For an UEFI only boot flash drive you need no installer

Oldfred's advice

Actually if you want an UEFI only boot flash drive you do not need an installer at all.

You just need to format flash drive with FAT32 and set boot flag on. Then use whatever is your favorite extraction tool like 7zip to extract & copy ISO to FAT32 partition. UEFI boots from a FAT32 partition with a very long GUID (if gpt) to identify it. Gparted and some other tools use boot flag to set that GUID. A few UEFI want flash drive as gpt, most will boot with MBR as even MBR has a code for ESP - efi system partition.

Ubuntu has built in /EFI/Boot/bootx64.efi which really is a copy of grub, for booting in UEFI mode.

Normal installers format, extract, and install a BIOS boot loader. To boot only in UEFI mode you need not install a bootloader separately.

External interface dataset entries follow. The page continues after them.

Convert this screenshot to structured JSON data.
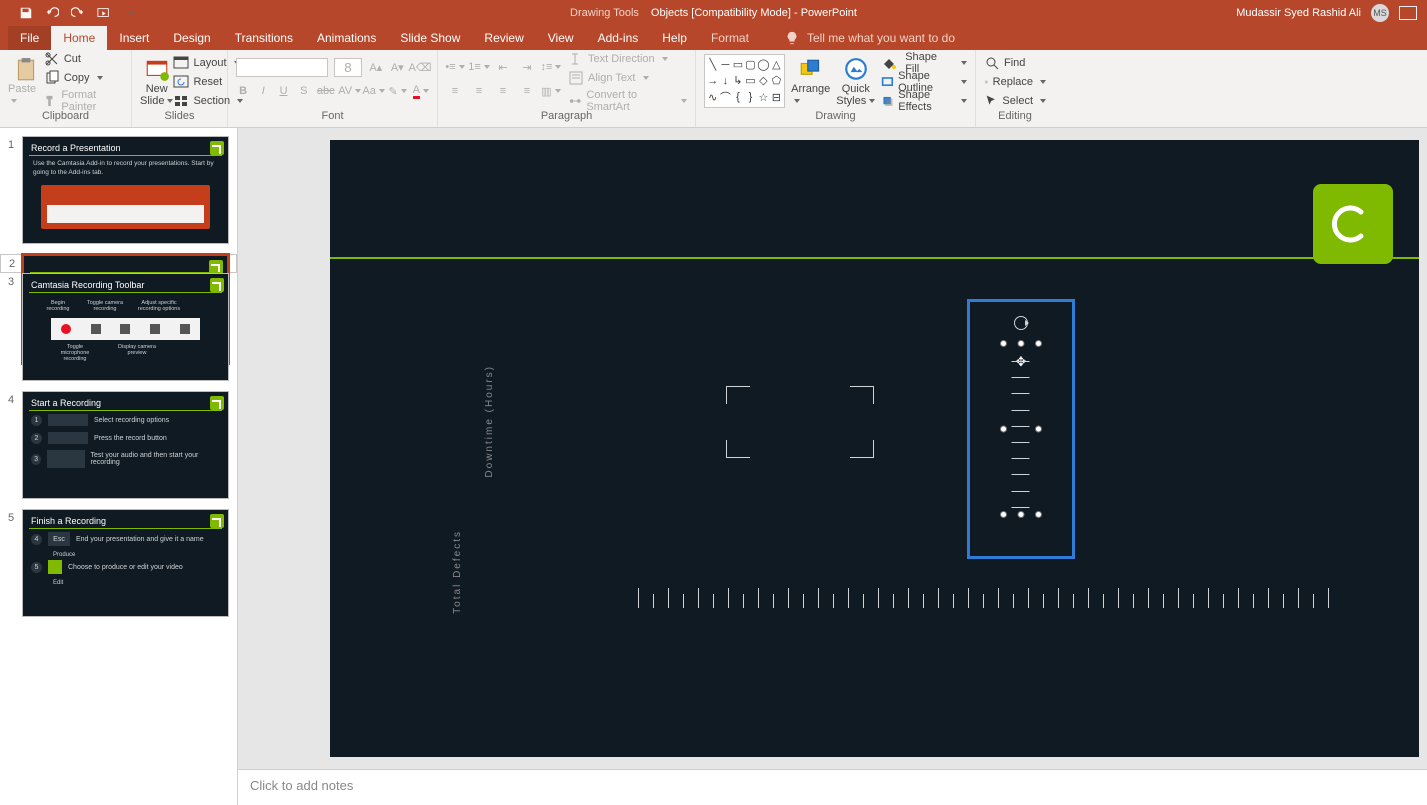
{
  "title": {
    "contextual_tab_group": "Drawing Tools",
    "doc": "Objects [Compatibility Mode]  -  PowerPoint",
    "user": "Mudassir Syed Rashid Ali",
    "avatar_initials": "MS"
  },
  "qat": {
    "save": "Save",
    "undo": "Undo",
    "redo": "Redo",
    "start_from_beginning": "Start From Beginning"
  },
  "tabs": {
    "file": "File",
    "home": "Home",
    "insert": "Insert",
    "design": "Design",
    "transitions": "Transitions",
    "animations": "Animations",
    "slideshow": "Slide Show",
    "review": "Review",
    "view": "View",
    "addins": "Add-ins",
    "help": "Help",
    "format": "Format",
    "tellme_placeholder": "Tell me what you want to do"
  },
  "ribbon": {
    "clipboard": {
      "paste": "Paste",
      "cut": "Cut",
      "copy": "Copy",
      "format_painter": "Format Painter",
      "label": "Clipboard"
    },
    "slides": {
      "new_slide": "New\nSlide",
      "layout": "Layout",
      "reset": "Reset",
      "section": "Section",
      "label": "Slides"
    },
    "font": {
      "name_value": "",
      "size_value": "8",
      "label": "Font"
    },
    "paragraph": {
      "text_direction": "Text Direction",
      "align_text": "Align Text",
      "convert_smartart": "Convert to SmartArt",
      "label": "Paragraph"
    },
    "drawing": {
      "arrange": "Arrange",
      "quick_styles": "Quick\nStyles",
      "shape_fill": "Shape Fill",
      "shape_outline": "Shape Outline",
      "shape_effects": "Shape Effects",
      "label": "Drawing"
    },
    "editing": {
      "find": "Find",
      "replace": "Replace",
      "select": "Select",
      "label": "Editing"
    }
  },
  "thumbs": [
    {
      "n": "1",
      "title": "Record a Presentation",
      "body": "Use the Camtasia Add-in to record your presentations. Start by going to the Add-ins tab."
    },
    {
      "n": "2",
      "title": ""
    },
    {
      "n": "3",
      "title": "Camtasia Recording Toolbar",
      "labels": [
        "Begin recording",
        "Toggle camera recording",
        "Adjust specific recording options",
        "Toggle microphone recording",
        "Display camera preview"
      ]
    },
    {
      "n": "4",
      "title": "Start a Recording",
      "steps": [
        "Select recording options",
        "Press the record button",
        "Test your audio and then start your recording"
      ]
    },
    {
      "n": "5",
      "title": "Finish a Recording",
      "steps": [
        "End your presentation and give it a name",
        "Choose to produce or edit your video"
      ],
      "sub": [
        "Esc",
        "Produce",
        "Edit"
      ]
    }
  ],
  "slide": {
    "axis_y1": "Downtime (Hours)",
    "axis_y2": "Total Defects"
  },
  "notes_placeholder": "Click to add notes"
}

See more details in this link, UEFI: Interesting simple method to boot - but how does it work?

Make the drive boot both in UEFI mode and BIOS mode

If your system is running in BIOS mode, you can install a grub bootloader for BIOS mode into the target drive. If your system is an installed system and running in UEFI mode, this does not work, but there is a work-around.

You can extract/clone from a compressed image file to create the head end and a partition with the FAT32 file system and a boot flag. The grub bootloader for BIOS mode will be there already, at the head end and with the necessary files in the FAT32 partition.

  • This method works with 64-bit desktop Ubuntu iso files and the community flavours of Ubuntu, (Kubuntu, Lubuntu, ... Xubuntu).

  • It works with 64-bit Windows install iso files too (Windows 8-10 both in UEFI and BIOS mode, Windows 7 only in BIOS mode).

Detailed instructions

Find detailed instructions in the sub-page /diy (extraction method)

Find detailed instructions in the sub-page /isoboot (grub-n-iso method)


Installation/iso2usb (last edited 2023-04-28 23:34:47 by nio-wiklund)